EXERCISE DIRECTIONS: The goal is to restate all of the records below word for word.

[[ INPUT FOR THIS TASK, beginning ]]

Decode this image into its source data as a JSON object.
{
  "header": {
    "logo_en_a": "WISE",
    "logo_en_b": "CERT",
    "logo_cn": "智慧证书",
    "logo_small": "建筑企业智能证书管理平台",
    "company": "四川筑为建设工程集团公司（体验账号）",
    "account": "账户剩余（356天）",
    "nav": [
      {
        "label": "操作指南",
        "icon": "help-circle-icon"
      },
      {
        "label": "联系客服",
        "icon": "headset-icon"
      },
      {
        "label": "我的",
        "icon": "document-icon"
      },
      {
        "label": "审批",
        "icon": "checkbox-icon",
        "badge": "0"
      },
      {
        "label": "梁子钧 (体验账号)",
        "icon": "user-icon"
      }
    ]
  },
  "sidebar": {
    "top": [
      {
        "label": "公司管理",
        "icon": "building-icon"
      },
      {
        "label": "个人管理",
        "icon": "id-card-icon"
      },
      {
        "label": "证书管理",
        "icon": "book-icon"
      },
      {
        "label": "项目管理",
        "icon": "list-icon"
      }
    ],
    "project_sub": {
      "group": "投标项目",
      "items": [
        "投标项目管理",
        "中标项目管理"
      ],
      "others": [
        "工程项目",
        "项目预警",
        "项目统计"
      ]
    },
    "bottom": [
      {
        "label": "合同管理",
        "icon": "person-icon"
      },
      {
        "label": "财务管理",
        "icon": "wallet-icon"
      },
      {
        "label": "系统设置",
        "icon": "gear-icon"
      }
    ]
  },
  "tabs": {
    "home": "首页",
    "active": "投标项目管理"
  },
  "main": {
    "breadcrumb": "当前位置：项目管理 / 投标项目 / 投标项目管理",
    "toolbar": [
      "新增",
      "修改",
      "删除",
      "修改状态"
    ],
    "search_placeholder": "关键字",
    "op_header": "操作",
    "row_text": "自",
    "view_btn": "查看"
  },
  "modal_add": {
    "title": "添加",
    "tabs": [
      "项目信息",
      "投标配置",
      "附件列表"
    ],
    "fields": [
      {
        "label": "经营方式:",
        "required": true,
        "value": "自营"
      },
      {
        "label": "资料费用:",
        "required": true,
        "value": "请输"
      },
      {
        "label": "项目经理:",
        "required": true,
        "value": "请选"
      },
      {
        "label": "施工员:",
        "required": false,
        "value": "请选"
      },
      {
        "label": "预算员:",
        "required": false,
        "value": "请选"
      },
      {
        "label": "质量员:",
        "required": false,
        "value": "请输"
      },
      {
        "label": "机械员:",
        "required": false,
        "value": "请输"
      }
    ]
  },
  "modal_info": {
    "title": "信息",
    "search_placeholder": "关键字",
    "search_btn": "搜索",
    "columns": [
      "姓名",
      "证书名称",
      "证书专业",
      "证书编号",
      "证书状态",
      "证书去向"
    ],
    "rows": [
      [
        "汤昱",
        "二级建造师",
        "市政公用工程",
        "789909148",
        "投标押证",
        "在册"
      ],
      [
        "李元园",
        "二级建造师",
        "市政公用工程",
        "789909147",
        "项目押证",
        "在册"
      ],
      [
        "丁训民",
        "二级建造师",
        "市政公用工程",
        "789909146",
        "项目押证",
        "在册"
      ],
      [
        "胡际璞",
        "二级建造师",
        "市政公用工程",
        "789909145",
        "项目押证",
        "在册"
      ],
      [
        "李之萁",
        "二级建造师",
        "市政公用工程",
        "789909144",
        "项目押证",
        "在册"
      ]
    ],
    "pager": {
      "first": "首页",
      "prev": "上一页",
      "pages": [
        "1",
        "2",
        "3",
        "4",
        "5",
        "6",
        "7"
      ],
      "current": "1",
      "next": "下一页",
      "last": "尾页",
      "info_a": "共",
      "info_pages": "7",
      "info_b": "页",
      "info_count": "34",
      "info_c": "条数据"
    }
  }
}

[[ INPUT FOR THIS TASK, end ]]

RESPONSE BELOW:
Decode this image into its source data as a JSON object.
{
  "header": {
    "logo_en_a": "WISE",
    "logo_en_b": "CERT",
    "logo_cn": "智慧证书",
    "logo_small": "建筑企业智能证书管理平台",
    "company": "四川筑为建设工程集团公司（体验账号）",
    "account": "账户剩余（356天）",
    "nav": [
      {
        "label": "操作指南",
        "icon": "help-circle-icon"
      },
      {
        "label": "联系客服",
        "icon": "headset-icon"
      },
      {
        "label": "我的",
        "icon": "document-icon"
      },
      {
        "label": "审批",
        "icon": "checkbox-icon",
        "badge": "0"
      },
      {
        "label": "梁子钧 (体验账号)",
        "icon": "user-icon"
      }
    ]
  },
  "sidebar": {
    "top": [
      {
        "label": "公司管理",
        "icon": "building-icon"
      },
      {
        "label": "个人管理",
        "icon": "id-card-icon"
      },
      {
        "label": "证书管理",
        "icon": "book-icon"
      },
      {
        "label": "项目管理",
        "icon": "list-icon"
      }
    ],
    "project_sub": {
      "group": "投标项目",
      "items": [
        "投标项目管理",
        "中标项目管理"
      ],
      "others": [
        "工程项目",
        "项目预警",
        "项目统计"
      ]
    },
    "bottom": [
      {
        "label": "合同管理",
        "icon": "person-icon"
      },
      {
        "label": "财务管理",
        "icon": "wallet-icon"
      },
      {
        "label": "系统设置",
        "icon": "gear-icon"
      }
    ]
  },
  "tabs": {
    "home": "首页",
    "active": "投标项目管理"
  },
  "main": {
    "breadcrumb": "当前位置：项目管理 / 投标项目 / 投标项目管理",
    "toolbar": [
      "新增",
      "修改",
      "删除",
      "修改状态"
    ],
    "search_placeholder": "关键字",
    "op_header": "操作",
    "row_text": "自",
    "view_btn": "查看"
  },
  "modal_add": {
    "title": "添加",
    "tabs": [
      "项目信息",
      "投标配置",
      "附件列表"
    ],
    "fields": [
      {
        "label": "经营方式:",
        "required": true,
        "value": "自营"
      },
      {
        "label": "资料费用:",
        "required": true,
        "value": "请输"
      },
      {
        "label": "项目经理:",
        "required": true,
        "value": "请选"
      },
      {
        "label": "施工员:",
        "required": false,
        "value": "请选"
      },
      {
        "label": "预算员:",
        "required": false,
        "value": "请选"
      },
      {
        "label": "质量员:",
        "required": false,
        "value": "请输"
      },
      {
        "label": "机械员:",
        "required": false,
        "value": "请输"
      }
    ]
  },
  "modal_info": {
    "title": "信息",
    "search_placeholder": "关键字",
    "search_btn": "搜索",
    "columns": [
      "姓名",
      "证书名称",
      "证书专业",
      "证书编号",
      "证书状态",
      "证书去向"
    ],
    "rows": [
      [
        "汤昱",
        "二级建造师",
        "市政公用工程",
        "789909148",
        "投标押证",
        "在册"
      ],
      [
        "李元园",
        "二级建造师",
        "市政公用工程",
        "789909147",
        "项目押证",
        "在册"
      ],
      [
        "丁训民",
        "二级建造师",
        "市政公用工程",
        "789909146",
        "项目押证",
        "在册"
      ],
      [
        "胡际璞",
        "二级建造师",
        "市政公用工程",
        "789909145",
        "项目押证",
        "在册"
      ],
      [
        "李之萁",
        "二级建造师",
        "市政公用工程",
        "789909144",
        "项目押证",
        "在册"
      ]
    ],
    "pager": {
      "first": "首页",
      "prev": "上一页",
      "pages": [
        "1",
        "2",
        "3",
        "4",
        "5",
        "6",
        "7"
      ],
      "current": "1",
      "next": "下一页",
      "last": "尾页",
      "info_a": "共",
      "info_pages": "7",
      "info_b": "页",
      "info_count": "34",
      "info_c": "条数据"
    }
  }
}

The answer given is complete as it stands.